## Exercise
Search the records below for the word "badge" and show every line where it occurs.

Stored items:
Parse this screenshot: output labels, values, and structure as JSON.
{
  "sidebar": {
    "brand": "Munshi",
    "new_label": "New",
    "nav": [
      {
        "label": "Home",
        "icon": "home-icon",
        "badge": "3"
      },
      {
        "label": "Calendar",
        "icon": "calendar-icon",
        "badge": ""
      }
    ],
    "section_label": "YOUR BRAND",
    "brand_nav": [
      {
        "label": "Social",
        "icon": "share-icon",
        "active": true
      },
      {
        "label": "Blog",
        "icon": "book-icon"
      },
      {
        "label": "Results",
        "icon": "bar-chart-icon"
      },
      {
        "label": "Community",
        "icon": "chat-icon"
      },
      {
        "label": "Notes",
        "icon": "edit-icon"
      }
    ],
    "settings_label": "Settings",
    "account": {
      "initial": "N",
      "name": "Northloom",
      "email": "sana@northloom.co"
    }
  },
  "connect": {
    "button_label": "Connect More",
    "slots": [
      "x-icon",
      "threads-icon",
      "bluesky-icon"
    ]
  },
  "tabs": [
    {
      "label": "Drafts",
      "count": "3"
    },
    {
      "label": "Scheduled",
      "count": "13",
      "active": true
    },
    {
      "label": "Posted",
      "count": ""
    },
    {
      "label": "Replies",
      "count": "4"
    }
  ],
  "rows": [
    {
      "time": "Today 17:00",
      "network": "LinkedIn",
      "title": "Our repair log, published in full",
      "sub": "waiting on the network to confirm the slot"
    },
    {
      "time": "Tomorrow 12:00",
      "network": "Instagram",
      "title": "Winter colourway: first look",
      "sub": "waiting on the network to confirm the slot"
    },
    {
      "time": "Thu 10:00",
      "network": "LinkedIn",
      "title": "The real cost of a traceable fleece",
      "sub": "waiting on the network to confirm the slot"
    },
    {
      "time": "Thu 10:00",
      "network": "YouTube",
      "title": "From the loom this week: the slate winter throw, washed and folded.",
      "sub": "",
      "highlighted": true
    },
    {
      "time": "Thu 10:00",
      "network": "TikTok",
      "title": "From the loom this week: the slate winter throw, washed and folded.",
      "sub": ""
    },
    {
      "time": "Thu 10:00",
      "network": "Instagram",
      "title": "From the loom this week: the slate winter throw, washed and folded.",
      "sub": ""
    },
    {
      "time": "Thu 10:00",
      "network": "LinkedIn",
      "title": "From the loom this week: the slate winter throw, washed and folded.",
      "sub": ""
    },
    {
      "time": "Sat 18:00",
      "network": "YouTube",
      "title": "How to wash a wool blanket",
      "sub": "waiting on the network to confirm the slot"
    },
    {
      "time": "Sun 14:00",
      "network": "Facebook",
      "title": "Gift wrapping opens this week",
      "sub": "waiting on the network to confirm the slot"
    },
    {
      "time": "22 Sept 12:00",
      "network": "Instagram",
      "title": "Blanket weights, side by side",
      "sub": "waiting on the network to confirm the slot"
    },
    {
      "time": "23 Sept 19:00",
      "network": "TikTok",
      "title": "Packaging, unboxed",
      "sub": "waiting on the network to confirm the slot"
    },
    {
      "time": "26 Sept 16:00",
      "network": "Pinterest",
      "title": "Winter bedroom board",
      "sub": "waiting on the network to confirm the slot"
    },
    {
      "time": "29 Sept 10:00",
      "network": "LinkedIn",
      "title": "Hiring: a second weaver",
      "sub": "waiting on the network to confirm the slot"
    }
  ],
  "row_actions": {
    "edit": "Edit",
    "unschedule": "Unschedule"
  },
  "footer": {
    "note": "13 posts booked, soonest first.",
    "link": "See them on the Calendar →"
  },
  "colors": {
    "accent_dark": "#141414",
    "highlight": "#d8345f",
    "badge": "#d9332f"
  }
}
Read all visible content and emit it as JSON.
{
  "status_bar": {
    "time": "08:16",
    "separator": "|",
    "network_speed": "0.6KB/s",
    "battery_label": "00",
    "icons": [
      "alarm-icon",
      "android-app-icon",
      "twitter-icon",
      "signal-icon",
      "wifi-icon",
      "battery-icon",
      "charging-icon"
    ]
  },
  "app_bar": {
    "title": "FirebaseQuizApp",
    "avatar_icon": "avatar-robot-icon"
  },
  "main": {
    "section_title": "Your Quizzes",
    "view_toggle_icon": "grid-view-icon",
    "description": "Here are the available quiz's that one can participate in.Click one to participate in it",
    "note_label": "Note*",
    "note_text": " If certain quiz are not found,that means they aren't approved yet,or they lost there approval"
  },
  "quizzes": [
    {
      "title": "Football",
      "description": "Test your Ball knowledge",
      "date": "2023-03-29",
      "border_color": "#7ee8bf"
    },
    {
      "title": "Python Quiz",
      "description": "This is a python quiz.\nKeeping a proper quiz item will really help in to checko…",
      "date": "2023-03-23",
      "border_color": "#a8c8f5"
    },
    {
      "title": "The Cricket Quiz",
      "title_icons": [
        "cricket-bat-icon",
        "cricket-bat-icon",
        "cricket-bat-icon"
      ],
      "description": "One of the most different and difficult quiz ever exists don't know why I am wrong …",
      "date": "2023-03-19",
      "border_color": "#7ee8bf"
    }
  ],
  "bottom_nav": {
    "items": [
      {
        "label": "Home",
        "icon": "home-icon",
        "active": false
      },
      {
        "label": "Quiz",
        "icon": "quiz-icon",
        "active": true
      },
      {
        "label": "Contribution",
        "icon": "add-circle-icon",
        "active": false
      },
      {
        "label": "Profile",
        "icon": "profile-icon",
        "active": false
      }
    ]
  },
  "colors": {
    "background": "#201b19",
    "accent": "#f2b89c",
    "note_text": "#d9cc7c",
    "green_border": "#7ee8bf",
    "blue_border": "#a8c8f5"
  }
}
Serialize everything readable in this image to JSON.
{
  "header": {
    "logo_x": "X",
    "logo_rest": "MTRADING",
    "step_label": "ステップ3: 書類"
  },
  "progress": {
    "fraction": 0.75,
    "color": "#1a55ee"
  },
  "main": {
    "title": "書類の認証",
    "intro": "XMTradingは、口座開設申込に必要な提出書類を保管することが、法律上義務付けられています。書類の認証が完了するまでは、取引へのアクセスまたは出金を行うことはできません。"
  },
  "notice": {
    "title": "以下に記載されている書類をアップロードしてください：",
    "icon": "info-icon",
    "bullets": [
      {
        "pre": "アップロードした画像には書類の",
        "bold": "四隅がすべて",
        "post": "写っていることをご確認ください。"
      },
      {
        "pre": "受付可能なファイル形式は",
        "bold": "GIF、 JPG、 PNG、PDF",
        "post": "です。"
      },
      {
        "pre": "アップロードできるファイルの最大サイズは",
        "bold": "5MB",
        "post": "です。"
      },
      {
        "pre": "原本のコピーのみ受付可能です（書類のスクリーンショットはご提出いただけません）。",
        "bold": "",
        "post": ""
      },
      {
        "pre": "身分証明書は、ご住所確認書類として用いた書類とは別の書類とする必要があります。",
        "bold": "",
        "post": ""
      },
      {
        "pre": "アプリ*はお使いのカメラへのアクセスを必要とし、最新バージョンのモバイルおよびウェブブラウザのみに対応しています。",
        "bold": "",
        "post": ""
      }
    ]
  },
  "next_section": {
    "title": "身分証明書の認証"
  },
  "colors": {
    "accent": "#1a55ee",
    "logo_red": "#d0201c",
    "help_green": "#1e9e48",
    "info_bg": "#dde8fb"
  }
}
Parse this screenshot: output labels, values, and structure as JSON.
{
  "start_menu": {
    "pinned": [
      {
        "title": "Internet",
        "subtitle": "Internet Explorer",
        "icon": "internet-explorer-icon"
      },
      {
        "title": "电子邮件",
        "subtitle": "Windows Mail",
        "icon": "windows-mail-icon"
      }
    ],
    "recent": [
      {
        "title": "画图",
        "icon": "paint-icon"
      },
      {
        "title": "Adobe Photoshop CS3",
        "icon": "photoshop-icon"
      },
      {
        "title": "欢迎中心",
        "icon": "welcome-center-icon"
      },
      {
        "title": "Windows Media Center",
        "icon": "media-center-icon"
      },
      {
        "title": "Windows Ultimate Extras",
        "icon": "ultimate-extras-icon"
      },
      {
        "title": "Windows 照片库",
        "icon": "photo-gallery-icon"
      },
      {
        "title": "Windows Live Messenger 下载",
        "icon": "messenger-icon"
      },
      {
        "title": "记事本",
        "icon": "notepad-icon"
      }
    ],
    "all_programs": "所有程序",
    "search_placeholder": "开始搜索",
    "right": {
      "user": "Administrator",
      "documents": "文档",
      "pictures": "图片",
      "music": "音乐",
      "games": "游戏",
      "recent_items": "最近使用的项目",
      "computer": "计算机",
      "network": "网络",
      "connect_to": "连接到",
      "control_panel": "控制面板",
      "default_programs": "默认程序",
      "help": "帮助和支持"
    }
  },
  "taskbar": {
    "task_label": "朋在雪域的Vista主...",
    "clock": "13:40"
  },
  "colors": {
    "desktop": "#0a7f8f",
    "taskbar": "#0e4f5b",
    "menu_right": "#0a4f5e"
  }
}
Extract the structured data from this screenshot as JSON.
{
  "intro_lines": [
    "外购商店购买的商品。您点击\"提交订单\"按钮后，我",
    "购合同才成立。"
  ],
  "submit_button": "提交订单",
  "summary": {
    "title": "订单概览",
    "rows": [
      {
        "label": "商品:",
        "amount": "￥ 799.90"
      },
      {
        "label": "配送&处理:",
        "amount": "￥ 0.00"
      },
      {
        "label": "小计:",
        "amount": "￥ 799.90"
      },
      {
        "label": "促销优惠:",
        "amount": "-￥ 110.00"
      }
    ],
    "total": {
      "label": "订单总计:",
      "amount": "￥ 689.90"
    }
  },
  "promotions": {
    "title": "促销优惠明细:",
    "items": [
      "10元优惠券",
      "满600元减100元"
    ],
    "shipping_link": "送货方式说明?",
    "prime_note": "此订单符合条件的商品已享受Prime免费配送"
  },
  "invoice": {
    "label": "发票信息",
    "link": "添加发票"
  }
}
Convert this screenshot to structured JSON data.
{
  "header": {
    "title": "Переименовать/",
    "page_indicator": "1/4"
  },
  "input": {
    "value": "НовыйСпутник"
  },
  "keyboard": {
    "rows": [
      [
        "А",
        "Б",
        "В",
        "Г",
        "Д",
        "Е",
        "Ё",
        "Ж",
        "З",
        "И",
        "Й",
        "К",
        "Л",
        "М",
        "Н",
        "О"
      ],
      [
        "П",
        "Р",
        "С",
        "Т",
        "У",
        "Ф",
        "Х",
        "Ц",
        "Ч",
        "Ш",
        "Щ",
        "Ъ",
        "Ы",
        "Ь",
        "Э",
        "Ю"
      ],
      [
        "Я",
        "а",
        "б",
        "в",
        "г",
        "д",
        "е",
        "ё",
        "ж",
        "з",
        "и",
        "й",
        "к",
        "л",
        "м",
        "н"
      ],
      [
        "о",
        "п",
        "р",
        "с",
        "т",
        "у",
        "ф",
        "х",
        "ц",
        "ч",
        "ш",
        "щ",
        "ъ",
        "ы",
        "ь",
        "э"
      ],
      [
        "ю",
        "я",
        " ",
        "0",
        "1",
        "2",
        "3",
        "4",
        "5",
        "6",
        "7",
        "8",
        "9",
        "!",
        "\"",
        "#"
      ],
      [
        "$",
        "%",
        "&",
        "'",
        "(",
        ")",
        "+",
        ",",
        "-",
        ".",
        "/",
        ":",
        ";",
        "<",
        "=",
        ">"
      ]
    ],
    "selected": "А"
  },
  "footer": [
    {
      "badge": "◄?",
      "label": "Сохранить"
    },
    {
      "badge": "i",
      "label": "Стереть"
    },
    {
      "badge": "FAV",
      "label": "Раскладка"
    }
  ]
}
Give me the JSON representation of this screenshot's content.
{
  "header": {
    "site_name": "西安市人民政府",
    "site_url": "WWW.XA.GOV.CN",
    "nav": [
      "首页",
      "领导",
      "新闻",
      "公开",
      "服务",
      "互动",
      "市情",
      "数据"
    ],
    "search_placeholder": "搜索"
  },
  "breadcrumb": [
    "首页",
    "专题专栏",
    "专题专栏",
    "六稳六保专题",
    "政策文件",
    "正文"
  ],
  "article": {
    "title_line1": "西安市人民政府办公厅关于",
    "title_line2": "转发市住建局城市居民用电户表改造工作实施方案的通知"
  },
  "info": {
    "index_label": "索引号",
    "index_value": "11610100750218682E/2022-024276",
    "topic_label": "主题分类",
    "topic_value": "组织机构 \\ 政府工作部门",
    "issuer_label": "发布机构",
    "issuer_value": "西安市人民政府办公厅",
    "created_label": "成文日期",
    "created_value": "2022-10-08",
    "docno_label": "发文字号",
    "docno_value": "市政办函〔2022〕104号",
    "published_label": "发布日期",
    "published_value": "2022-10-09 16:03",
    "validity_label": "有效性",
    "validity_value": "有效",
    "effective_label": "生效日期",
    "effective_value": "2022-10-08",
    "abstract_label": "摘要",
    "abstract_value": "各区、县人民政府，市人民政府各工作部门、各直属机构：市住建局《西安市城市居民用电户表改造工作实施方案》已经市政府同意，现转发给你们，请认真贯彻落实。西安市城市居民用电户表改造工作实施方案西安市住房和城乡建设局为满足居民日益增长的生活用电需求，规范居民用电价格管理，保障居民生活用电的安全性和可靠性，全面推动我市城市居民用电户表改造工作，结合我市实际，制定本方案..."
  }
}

## Solution to this problem
        "badge": "3"
        "badge": ""
    "badge": "#d9332f"
      "badge": "◄?",
      "badge": "i",
      "badge": "FAV",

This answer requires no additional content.